WHAT TO PRODUCE: An exact copy of the data is required. No picture may appear in it.

INFORMATION GIVEN:
+++++
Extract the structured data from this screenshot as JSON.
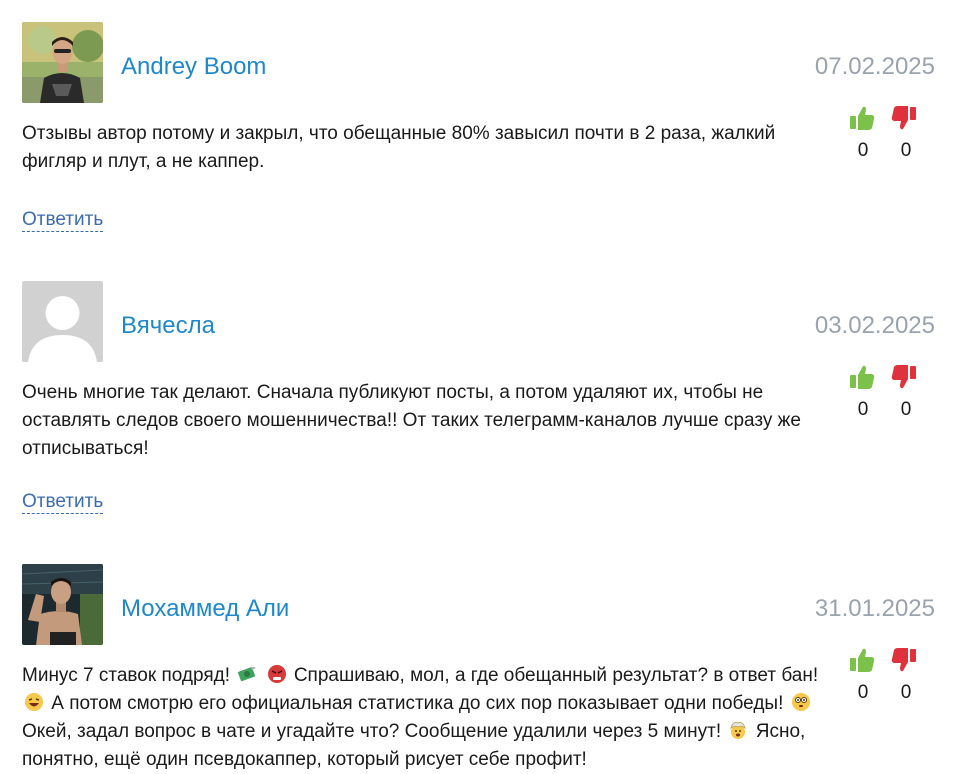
{
  "comments": [
    {
      "author": "Andrey Boom",
      "date": "07.02.2025",
      "text": "Отзывы автор потому и закрыл, что обещанные 80% завысил почти в 2 раза, жалкий фигляр и плут, а не каппер.",
      "likes": "0",
      "dislikes": "0",
      "reply_label": "Ответить"
    },
    {
      "author": "Вячесла",
      "date": "03.02.2025",
      "text": "Очень многие так делают. Сначала публикуют посты, а потом удаляют их, чтобы не оставлять следов своего мошенничества!! От таких телеграмм-каналов лучше сразу же отписываться!",
      "likes": "0",
      "dislikes": "0",
      "reply_label": "Ответить"
    },
    {
      "author": "Мохаммед Али",
      "date": "31.01.2025",
      "text_parts": [
        "Минус 7 ставок подряд!",
        "Спрашиваю, мол, а где обещанный результат? в ответ бан!",
        "А потом смотрю его официальная статистика до сих пор показывает одни победы!",
        "Окей, задал вопрос в чате и угадайте что? Сообщение удалили через 5 минут!",
        "Ясно, понятно, ещё один псевдокаппер, который рисует себе профит!"
      ],
      "likes": "0",
      "dislikes": "0"
    }
  ],
  "icons": {
    "like": "thumbs-up-icon",
    "dislike": "thumbs-down-icon"
  },
  "colors": {
    "author": "#1e88c8",
    "date": "#9aa3ad",
    "like": "#7cc24a",
    "dislike": "#e0323c",
    "reply": "#3a6db0"
  }
}
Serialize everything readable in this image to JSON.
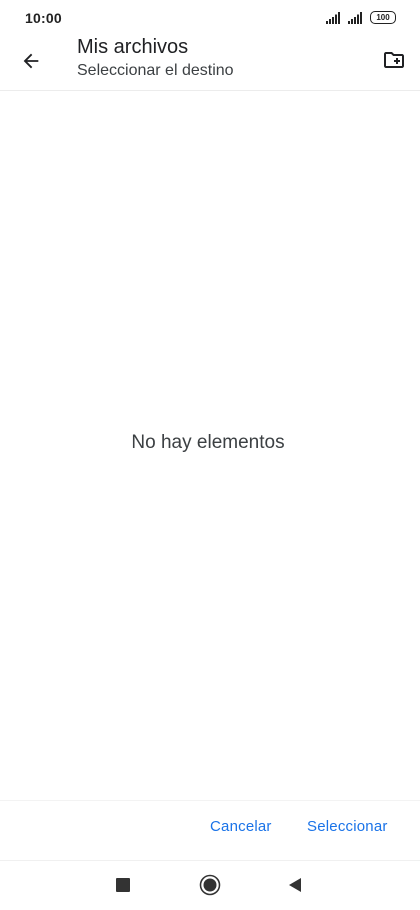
{
  "status_bar": {
    "time": "10:00",
    "battery": "100",
    "icons": [
      "signal-icon",
      "signal-icon",
      "battery-icon"
    ]
  },
  "app_bar": {
    "title": "Mis archivos",
    "subtitle": "Seleccionar el destino",
    "icons": [
      "back-arrow-icon",
      "new-folder-icon"
    ]
  },
  "content": {
    "empty_message": "No hay elementos"
  },
  "actions": {
    "cancel_label": "Cancelar",
    "select_label": "Seleccionar"
  },
  "nav_bar": {
    "icons": [
      "recents-square-icon",
      "home-circle-icon",
      "back-triangle-icon"
    ]
  },
  "colors": {
    "accent": "#1a73e8",
    "text_primary": "#202124",
    "text_secondary": "#3c4043",
    "background": "#ffffff"
  }
}
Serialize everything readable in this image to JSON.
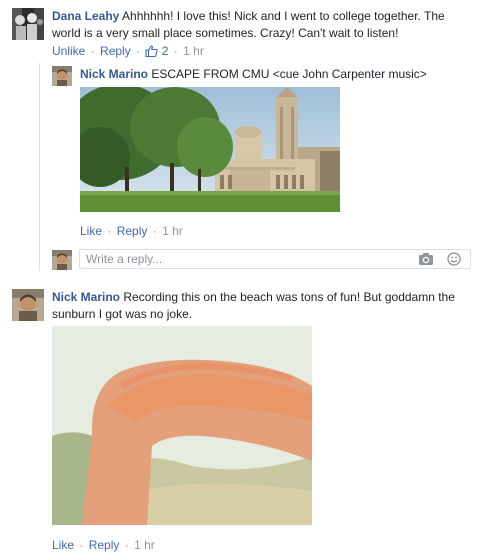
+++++
SOLUTION:
Extract the structured data from this screenshot as JSON.
{
  "comments": [
    {
      "author": "Andrey Boom",
      "date": "07.02.2025",
      "text": "Отзывы автор потому и закрыл, что обещанные 80% завысил почти в 2 раза, жалкий фигляр и плут, а не каппер.",
      "likes": "0",
      "dislikes": "0",
      "reply_label": "Ответить"
    },
    {
      "author": "Вячесла",
      "date": "03.02.2025",
      "text": "Очень многие так делают. Сначала публикуют посты, а потом удаляют их, чтобы не оставлять следов своего мошенничества!! От таких телеграмм-каналов лучше сразу же отписываться!",
      "likes": "0",
      "dislikes": "0",
      "reply_label": "Ответить"
    },
    {
      "author": "Мохаммед Али",
      "date": "31.01.2025",
      "text_parts": [
        "Минус 7 ставок подряд!",
        "Спрашиваю, мол, а где обещанный результат? в ответ бан!",
        "А потом смотрю его официальная статистика до сих пор показывает одни победы!",
        "Окей, задал вопрос в чате и угадайте что? Сообщение удалили через 5 минут!",
        "Ясно, понятно, ещё один псевдокаппер, который рисует себе профит!"
      ],
      "likes": "0",
      "dislikes": "0"
    }
  ],
  "icons": {
    "like": "thumbs-up-icon",
    "dislike": "thumbs-down-icon"
  },
  "colors": {
    "author": "#1e88c8",
    "date": "#9aa3ad",
    "like": "#7cc24a",
    "dislike": "#e0323c",
    "reply": "#3a6db0"
  }
}
Serialize everything readable in this image to JSON.
{
  "status_bar": {
    "time": "10:00",
    "battery": "100",
    "icons": [
      "signal-icon",
      "signal-icon",
      "battery-icon"
    ]
  },
  "app_bar": {
    "title": "Mis archivos",
    "subtitle": "Seleccionar el destino",
    "icons": [
      "back-arrow-icon",
      "new-folder-icon"
    ]
  },
  "content": {
    "empty_message": "No hay elementos"
  },
  "actions": {
    "cancel_label": "Cancelar",
    "select_label": "Seleccionar"
  },
  "nav_bar": {
    "icons": [
      "recents-square-icon",
      "home-circle-icon",
      "back-triangle-icon"
    ]
  },
  "colors": {
    "accent": "#1a73e8",
    "text_primary": "#202124",
    "text_secondary": "#3c4043",
    "background": "#ffffff"
  }
}
Serialize everything readable in this image to JSON.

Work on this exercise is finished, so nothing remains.